Pierre Alechinsky

Dynamic, bright and cheerful: Alechinsky loves to paint. An insight in some of his works in our March 2023 auction.

Pierre Alechinsky

"Would I start? Would I start with small lines, small crosses, small dots, with a big thing going from there to there, with a big spot that would watch me, with an idea? Would I start by stroking the canvas because I dream it’s already finished? No, I'm starting." (Alechinsky, Paris, September 1953)

Lot 342. Ton nez s'allonge (1970) - Est. €190.000-240.000

Ton nez s'allonge

And so Alechinsky starts this extraordinary work. He casually follows his feeling while he applies the acrylic to the canvas. The artist gives free rein to his hand: sometimes the lines are elegant and smooth, sometimes he applies brusque, heavy brush strokes. It is this same hand that tells Alechinsky’s fantastic stories and gives expression to the world as he experiences it. The result is a painting bursting with spontaneous energy. The gesture is explicitly present as an expressive tool, reminiscent of American abstract expressionism rather than of Cobra.

A force is contained within the dynamic composition, evoking a hallucinatory scene. Lines tangle tentacle-like across the canvas. Visionary figures emerge in full intensity from the artist's fantasy. They arise from the depths of an ink-black night or navy blue waters. Despite their ugliness, the tronies that appear are vulnerable, pitiful and even guilty. The fleshy pink hues suggest a transparency that is almost luminous, in contrast to the darkness from which they grew.

Alechinsky loves to play with language, as illustrated by the poetic title which pushes us more or less in the direction of the painting’s story. In "Ton nez s'allonge" Alechinsky alludes to a caught lie. Furthermore, we, as spectator, are challenged to use our own creativity and thus contribute to the creation of the final image. The image of the artist also becomes the image of the viewer.

Lot 342. See detail

Eye on Japan

Encouraged by Christian Dotremont (1922-1979), Pierre Alechinsky (° 1927) undertook a trip to Japan in the mid-1950s. The East inspired him immensely, so he searched in his oeuvre for a bridge between the painterly traditions of East and West. Driven by his fascination for calligraphy, he handled a new medium: acrylic paint. This enabled him to work more fluently and to paint writerly, just like Chinese ink.

Both materials and techniques used in Japan appealed to Alechinsky’s imagination.
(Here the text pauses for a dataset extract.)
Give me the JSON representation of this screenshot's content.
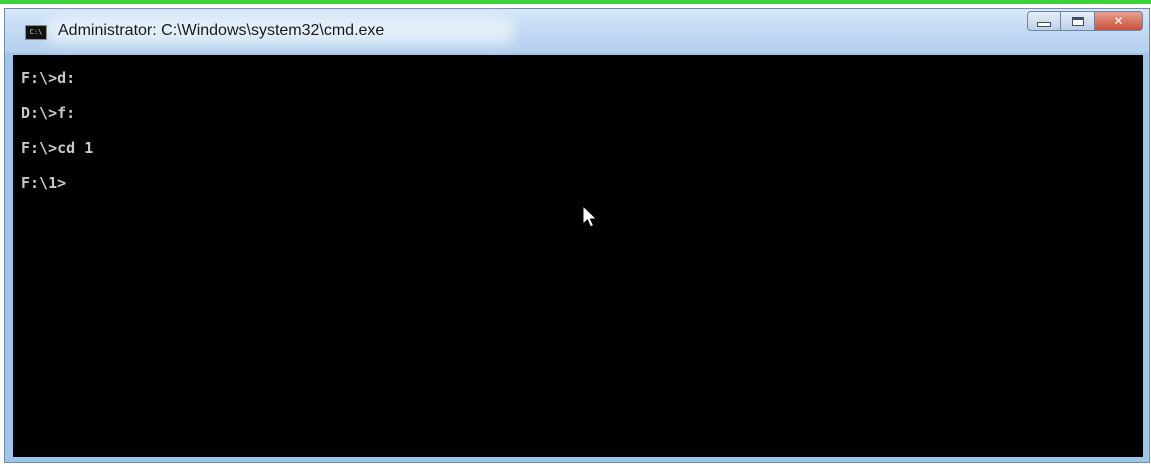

Following his journey, he will place his paper or canvas on the ground and take a standing and bent posture during the painting process. The artist's mobility was completely freed and he could devote himself fully to his task. The capriciousness of lines and brush strokes express feelings of joy, fears, doubts and uncertainties. The pleasure of painting reflects through the composition.     

Lot 458. Poste d'observation (1987) - Est. € 100.000-140.000

Poste d'observation

Alechinsky provides the composition of “Poste d'observation” with a broad border. The wild creature that the artist has created must be restrained. The framing isolates the little monster in its own world and keeps the tangle of lines within bounds. But at the same time the border is an echo of the central idea. It is the margin where the story unfolds and where there is space for imagination.

Lot 458. See detail

Alechinsky & engraving

The same vigour, which Alechinsky displays in his acrylic works, is reflected in his graphic works. He uses lavender oil in the printing process. He dips his brush into it and, thanks to the lavender, draws directly onto the copper, which is covered with a light coat of bitumen-based varnish. The oil immediately frees the drawing. It allows great freedom of movement as well as easy additions or omissions.

Lot 406. Vaincu parce que plus fort (1980) - Est. € 12.000-16.000

Lot 466. Hors saison (1988) - Est. € 10.000-14.000